If a line in the entries below includes the string "items", copy it out.

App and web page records
————

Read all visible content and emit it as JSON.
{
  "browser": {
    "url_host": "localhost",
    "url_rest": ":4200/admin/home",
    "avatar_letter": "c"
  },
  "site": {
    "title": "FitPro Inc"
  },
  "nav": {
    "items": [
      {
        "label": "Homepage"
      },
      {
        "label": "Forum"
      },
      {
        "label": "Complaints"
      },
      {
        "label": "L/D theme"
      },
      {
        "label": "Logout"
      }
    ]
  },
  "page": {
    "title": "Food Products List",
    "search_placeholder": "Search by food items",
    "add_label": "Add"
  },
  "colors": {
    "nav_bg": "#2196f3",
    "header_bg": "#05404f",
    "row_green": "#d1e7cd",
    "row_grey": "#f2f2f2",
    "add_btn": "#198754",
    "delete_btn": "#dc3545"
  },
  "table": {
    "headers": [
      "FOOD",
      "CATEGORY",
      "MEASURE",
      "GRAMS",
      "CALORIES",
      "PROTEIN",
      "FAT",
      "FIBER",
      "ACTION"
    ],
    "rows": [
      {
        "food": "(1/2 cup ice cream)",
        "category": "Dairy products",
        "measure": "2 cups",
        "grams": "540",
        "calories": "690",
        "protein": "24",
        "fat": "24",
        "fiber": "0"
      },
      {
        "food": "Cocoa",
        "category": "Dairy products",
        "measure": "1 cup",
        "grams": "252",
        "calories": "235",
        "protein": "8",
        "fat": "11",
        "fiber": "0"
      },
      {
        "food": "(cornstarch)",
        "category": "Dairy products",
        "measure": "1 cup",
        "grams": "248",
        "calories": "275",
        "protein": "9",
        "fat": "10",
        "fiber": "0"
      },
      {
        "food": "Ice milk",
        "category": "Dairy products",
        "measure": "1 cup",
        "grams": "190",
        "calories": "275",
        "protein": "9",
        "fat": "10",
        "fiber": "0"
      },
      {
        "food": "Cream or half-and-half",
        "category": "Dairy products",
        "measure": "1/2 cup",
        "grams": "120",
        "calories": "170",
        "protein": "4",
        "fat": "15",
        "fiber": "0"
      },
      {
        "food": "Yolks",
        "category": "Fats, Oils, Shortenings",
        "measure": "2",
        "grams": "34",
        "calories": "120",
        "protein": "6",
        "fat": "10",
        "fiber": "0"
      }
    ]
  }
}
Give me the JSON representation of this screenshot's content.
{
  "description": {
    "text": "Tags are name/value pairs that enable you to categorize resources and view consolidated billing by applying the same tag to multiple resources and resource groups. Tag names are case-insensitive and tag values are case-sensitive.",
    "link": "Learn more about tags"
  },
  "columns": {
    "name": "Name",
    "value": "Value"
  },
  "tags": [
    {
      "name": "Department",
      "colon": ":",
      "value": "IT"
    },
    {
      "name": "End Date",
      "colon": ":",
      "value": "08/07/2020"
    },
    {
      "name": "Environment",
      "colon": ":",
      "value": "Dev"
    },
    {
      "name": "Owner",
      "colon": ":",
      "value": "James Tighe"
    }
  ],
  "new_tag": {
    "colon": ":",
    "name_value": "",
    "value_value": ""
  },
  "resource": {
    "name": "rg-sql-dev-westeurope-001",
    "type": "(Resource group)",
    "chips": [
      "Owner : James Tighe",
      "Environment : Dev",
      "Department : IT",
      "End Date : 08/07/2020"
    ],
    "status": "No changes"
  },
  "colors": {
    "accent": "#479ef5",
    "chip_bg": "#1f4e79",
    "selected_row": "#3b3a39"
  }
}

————

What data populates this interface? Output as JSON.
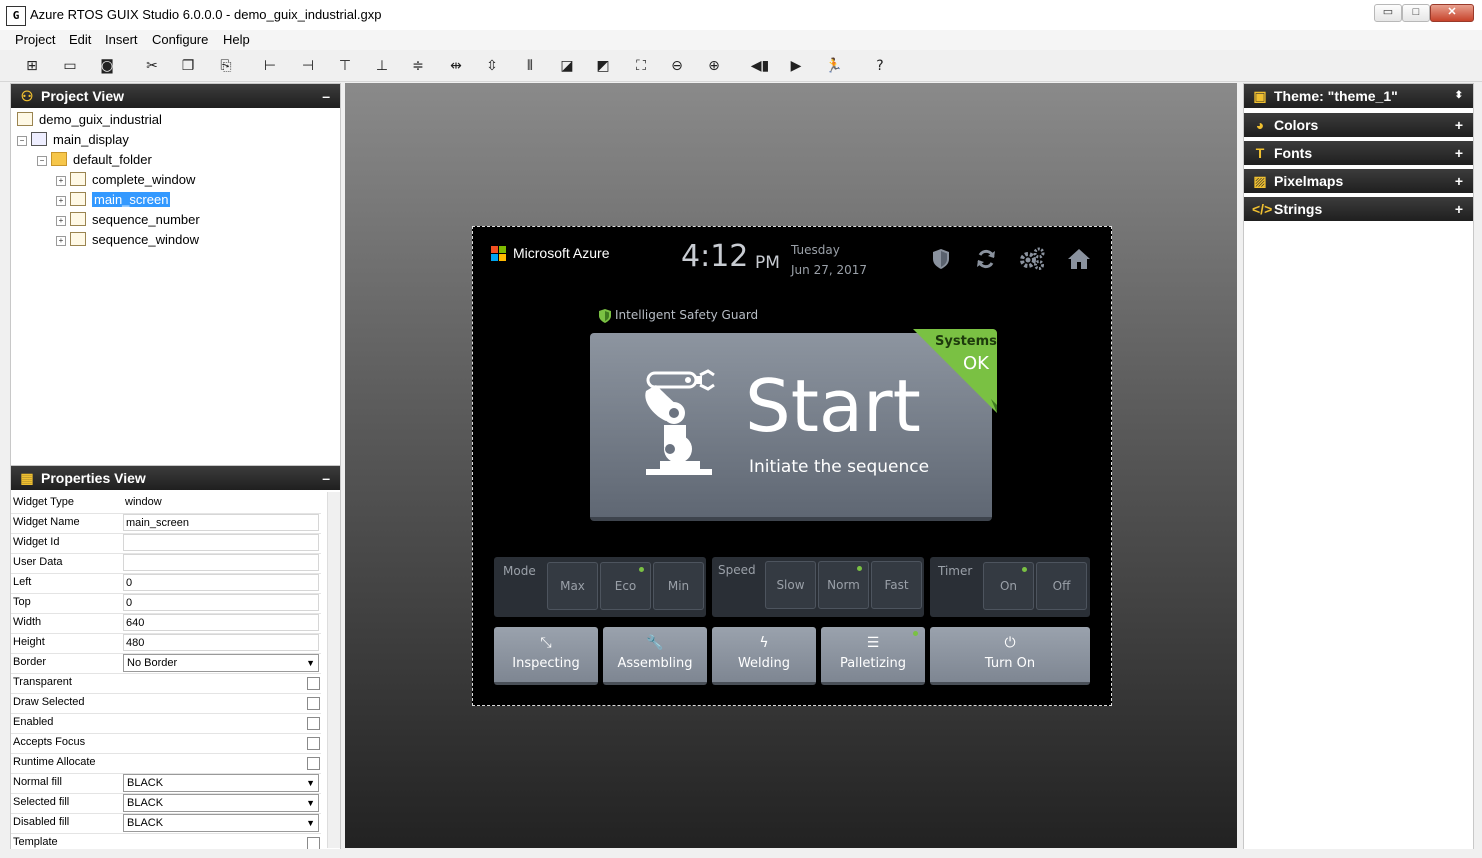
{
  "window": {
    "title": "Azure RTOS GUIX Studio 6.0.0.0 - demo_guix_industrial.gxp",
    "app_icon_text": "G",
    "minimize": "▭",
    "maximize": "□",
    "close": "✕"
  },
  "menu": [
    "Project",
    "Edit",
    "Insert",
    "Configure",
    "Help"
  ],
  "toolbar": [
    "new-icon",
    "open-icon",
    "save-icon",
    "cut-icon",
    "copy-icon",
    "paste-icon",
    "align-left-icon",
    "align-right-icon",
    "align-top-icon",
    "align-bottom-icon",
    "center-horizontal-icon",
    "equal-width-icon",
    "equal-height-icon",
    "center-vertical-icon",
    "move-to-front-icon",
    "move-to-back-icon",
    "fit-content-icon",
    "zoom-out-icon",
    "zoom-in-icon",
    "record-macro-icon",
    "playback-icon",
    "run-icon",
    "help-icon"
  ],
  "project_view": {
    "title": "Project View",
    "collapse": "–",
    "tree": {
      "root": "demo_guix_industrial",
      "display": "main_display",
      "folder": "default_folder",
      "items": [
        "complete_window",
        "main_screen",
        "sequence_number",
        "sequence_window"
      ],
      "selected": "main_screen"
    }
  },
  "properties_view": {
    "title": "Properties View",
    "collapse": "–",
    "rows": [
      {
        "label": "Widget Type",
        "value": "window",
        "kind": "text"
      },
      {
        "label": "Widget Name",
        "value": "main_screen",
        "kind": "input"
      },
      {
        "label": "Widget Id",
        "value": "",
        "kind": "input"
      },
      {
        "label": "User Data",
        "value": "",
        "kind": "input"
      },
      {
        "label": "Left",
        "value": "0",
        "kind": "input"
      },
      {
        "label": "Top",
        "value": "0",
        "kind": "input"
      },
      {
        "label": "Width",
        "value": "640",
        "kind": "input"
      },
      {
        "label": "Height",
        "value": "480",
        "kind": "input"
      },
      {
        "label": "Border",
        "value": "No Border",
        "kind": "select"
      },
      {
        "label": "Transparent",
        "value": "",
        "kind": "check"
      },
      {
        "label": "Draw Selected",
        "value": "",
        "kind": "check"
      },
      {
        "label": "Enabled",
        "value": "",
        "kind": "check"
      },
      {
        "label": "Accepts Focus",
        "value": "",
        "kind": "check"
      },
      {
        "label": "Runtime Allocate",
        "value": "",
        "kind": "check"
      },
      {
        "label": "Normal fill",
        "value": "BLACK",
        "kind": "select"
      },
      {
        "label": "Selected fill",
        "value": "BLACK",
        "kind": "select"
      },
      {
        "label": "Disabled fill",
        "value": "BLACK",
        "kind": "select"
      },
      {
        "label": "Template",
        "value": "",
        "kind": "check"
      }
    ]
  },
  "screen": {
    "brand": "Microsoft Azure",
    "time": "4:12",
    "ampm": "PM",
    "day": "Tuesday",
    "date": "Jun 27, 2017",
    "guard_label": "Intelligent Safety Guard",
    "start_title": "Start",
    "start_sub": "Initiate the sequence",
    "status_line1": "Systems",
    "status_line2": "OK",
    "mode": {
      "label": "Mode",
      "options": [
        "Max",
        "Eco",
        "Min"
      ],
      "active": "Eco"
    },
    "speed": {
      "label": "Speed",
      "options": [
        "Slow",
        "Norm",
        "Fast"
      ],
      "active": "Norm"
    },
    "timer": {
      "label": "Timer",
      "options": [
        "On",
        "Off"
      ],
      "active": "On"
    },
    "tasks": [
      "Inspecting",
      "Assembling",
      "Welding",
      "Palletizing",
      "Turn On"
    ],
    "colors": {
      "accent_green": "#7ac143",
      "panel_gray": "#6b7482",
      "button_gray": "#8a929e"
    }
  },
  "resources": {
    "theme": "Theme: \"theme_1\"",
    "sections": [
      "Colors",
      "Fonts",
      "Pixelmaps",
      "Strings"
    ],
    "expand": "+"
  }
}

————

[Problem solution]
    "items": [
    "search_placeholder": "Search by food items",
      "items": [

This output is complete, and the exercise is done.